Looking back, I am glad to be able to say that I have been proven substantially correct. None of the bigger international banks have had any real problems – with most not even having this problem to cause them to drop into losses for the year, even though some have reported losses (after full write-downs) for the quarter.
Northern Rock was the only bank outside the US to suffer real problems and this was a liquidity issue – not a capital one. Inside the US several smaller banking insitiutions have failed, but these have been quite small banks that were heavily involved in the lending.
In Australia, again, none of the banks or larger ADIs have had any real problems and, after a few weeks of liquidity problems, we have largely returned to business as usual.
The ones that have had problems are the non-banks that have relied on wholesale funds to keep their businesses afloat – Rams Home Loans being a perfect example. Rams, as a business, did not fail, but they have been unable to secure funding to keep it going and had to be, effectively, rescued by one of the banks (Westpac).
Really, what this “crisis” has done is what any instability should do – prune out the weaker players and allow the well-managed and run (or just the lucky) to continue. The ones that have failed were the ones with a business model that was too reliant on other players in the market and / or had poor timing on their fund raisings. When there was instability they were the ones sitting there exposed. Again – the strong survive and the weak perish. If a firm cannot go for a few weeks withoutexternal funding then, honestly, why should they be able to survive?
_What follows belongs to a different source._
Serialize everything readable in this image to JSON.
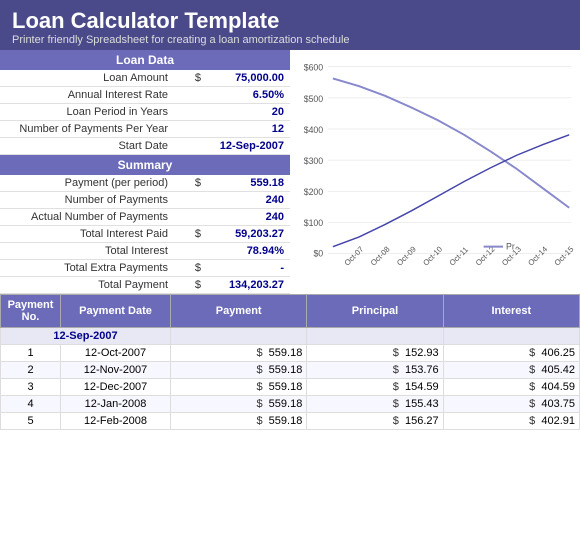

As banking crises go, though, this was a puppy – if a bit of a vicious puppy.
The Medium Term
As the remainder of the US sub-prime stuff reprices over the next 6 to 12 months, though, will it get worse? In short, the answer is no. The bulk of it is still to re-price, but most of the banks that have reported have written down their entire sub-prime holdings, not just the stuff that has repriced already. The reason for this is clear – it is both prudent, and required, for them to do so.
A quick look at IAS 39 and FAS 133 (the relevant accounting standards for most of the banks) says that they have to write their assets down as soon as it looks like they have lost value. In the case of the sub-prime stuff this has already happened. There will be some adjustments to the values over the next few months, but they can be expected to be upward revaluations as the market starts to clear of this stuff. The written down values would be the current worst case – not necessarily their expected outcome.
In situations like this banks (and other listed firms) are increasingly obeying the maxim that ou get the bad news out early, and, if anything, make it look worse that it is. The reason for this is that the market hates downside surprises, but likes upside ones. Getting the bad news out early and big is better than a situation where you just gradually dribble out the bad news.
A single, big, poor number is much better than a few smaller ones.
Banks will take a good look at their counterparties and see if they need to re-visit their lending policies, but the worst of this one can now be expected to be over.
On to the next “crisis”. A Chinese revo